Problem statement | Show every line of the data that includes the word "icon".

Entries from a dataset of interfaces:
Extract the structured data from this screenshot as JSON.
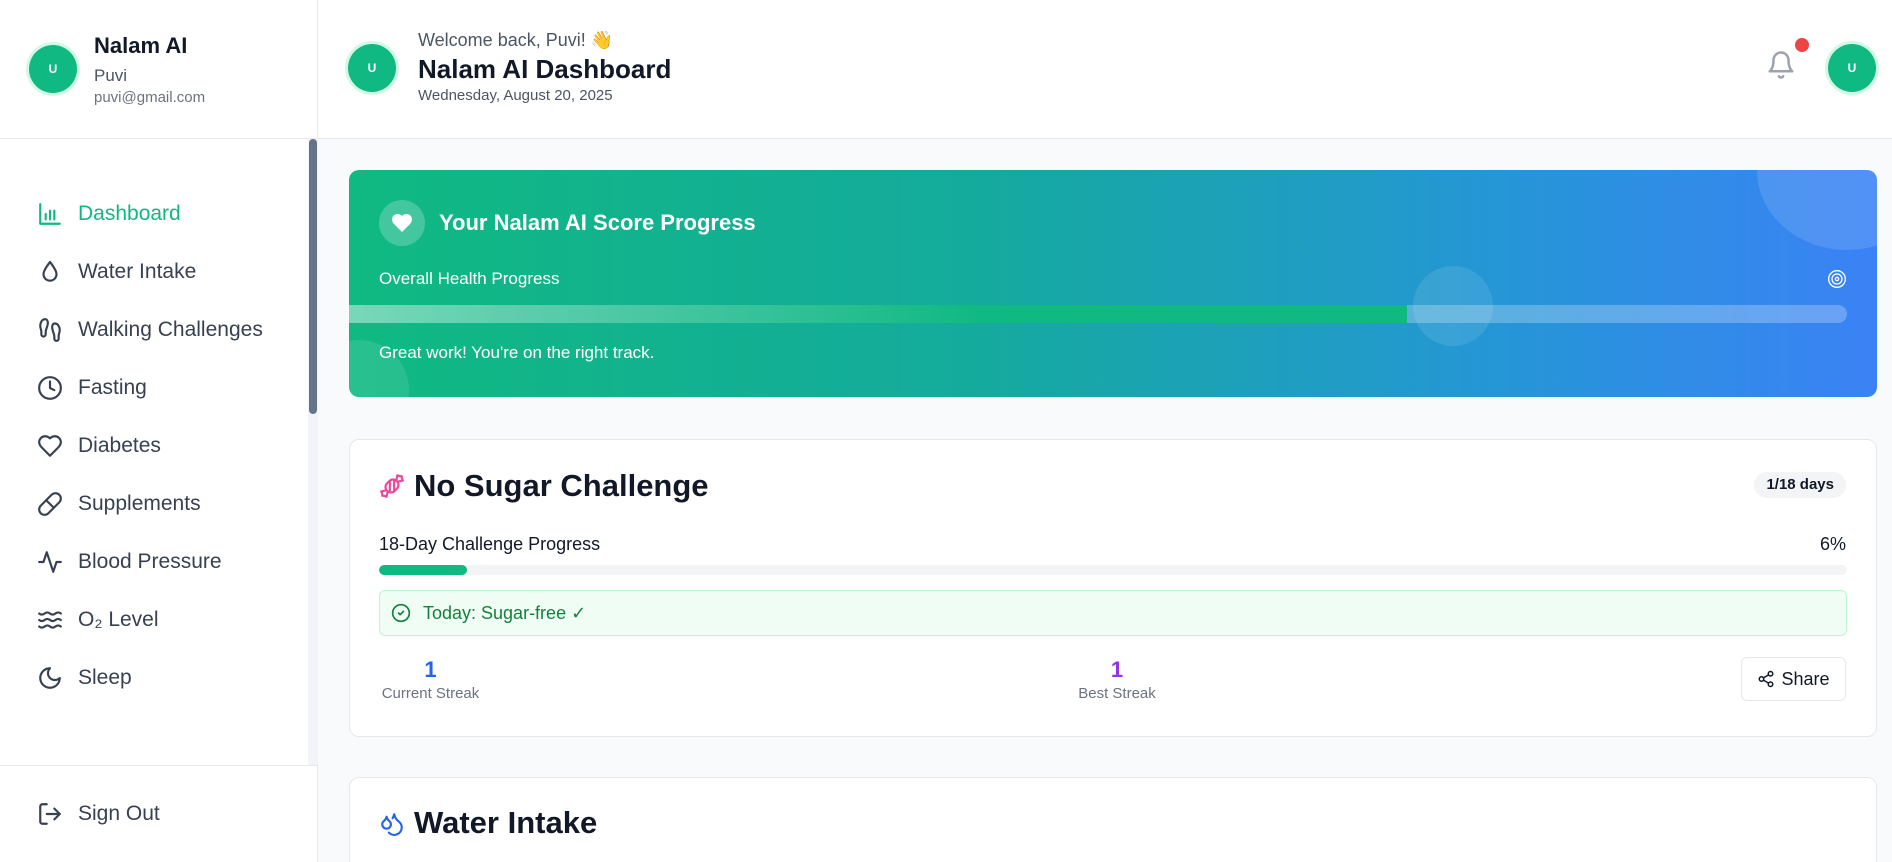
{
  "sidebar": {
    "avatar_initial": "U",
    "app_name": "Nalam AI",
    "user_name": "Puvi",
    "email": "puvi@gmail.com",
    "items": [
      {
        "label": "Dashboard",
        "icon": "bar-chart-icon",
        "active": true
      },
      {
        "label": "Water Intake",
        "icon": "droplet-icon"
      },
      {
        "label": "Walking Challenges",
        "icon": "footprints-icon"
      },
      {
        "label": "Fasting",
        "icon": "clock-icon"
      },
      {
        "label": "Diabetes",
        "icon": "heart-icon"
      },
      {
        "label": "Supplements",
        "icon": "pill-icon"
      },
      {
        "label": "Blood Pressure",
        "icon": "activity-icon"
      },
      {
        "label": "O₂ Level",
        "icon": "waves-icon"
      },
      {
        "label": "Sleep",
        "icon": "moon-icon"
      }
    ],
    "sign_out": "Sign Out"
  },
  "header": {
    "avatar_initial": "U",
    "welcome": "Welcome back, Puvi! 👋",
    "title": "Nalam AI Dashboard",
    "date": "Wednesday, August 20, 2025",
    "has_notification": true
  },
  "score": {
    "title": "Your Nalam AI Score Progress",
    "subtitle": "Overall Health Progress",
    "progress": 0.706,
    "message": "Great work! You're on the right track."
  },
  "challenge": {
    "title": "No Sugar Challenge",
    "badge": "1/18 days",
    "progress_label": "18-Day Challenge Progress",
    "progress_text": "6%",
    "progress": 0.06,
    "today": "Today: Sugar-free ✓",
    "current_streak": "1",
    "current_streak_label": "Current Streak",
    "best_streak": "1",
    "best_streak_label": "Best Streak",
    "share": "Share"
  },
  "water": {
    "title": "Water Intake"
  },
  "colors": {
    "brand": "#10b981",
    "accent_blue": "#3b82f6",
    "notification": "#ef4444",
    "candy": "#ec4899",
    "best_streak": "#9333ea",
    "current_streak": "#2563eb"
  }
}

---

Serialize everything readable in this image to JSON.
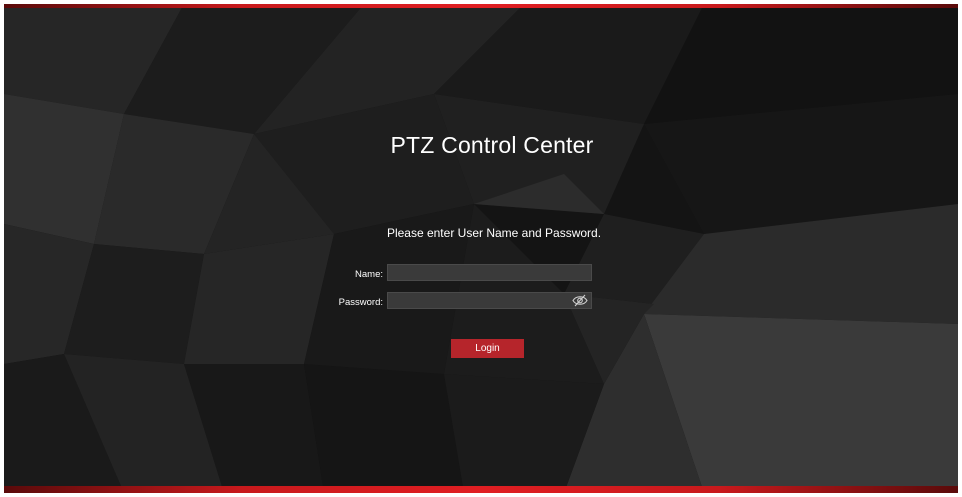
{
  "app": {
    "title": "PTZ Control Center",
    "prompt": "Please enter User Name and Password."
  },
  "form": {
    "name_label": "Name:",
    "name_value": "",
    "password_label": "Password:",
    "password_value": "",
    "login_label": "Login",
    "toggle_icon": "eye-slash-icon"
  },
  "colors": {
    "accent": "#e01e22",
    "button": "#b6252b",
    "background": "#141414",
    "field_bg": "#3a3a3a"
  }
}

Solution for this task |
        "icon": "bar-chart-icon",
        "icon": "droplet-icon"
        "icon": "footprints-icon"
        "icon": "clock-icon"
        "icon": "heart-icon"
        "icon": "pill-icon"
        "icon": "activity-icon"
        "icon": "waves-icon"
        "icon": "moon-icon"
    "toggle_icon": "eye-slash-icon"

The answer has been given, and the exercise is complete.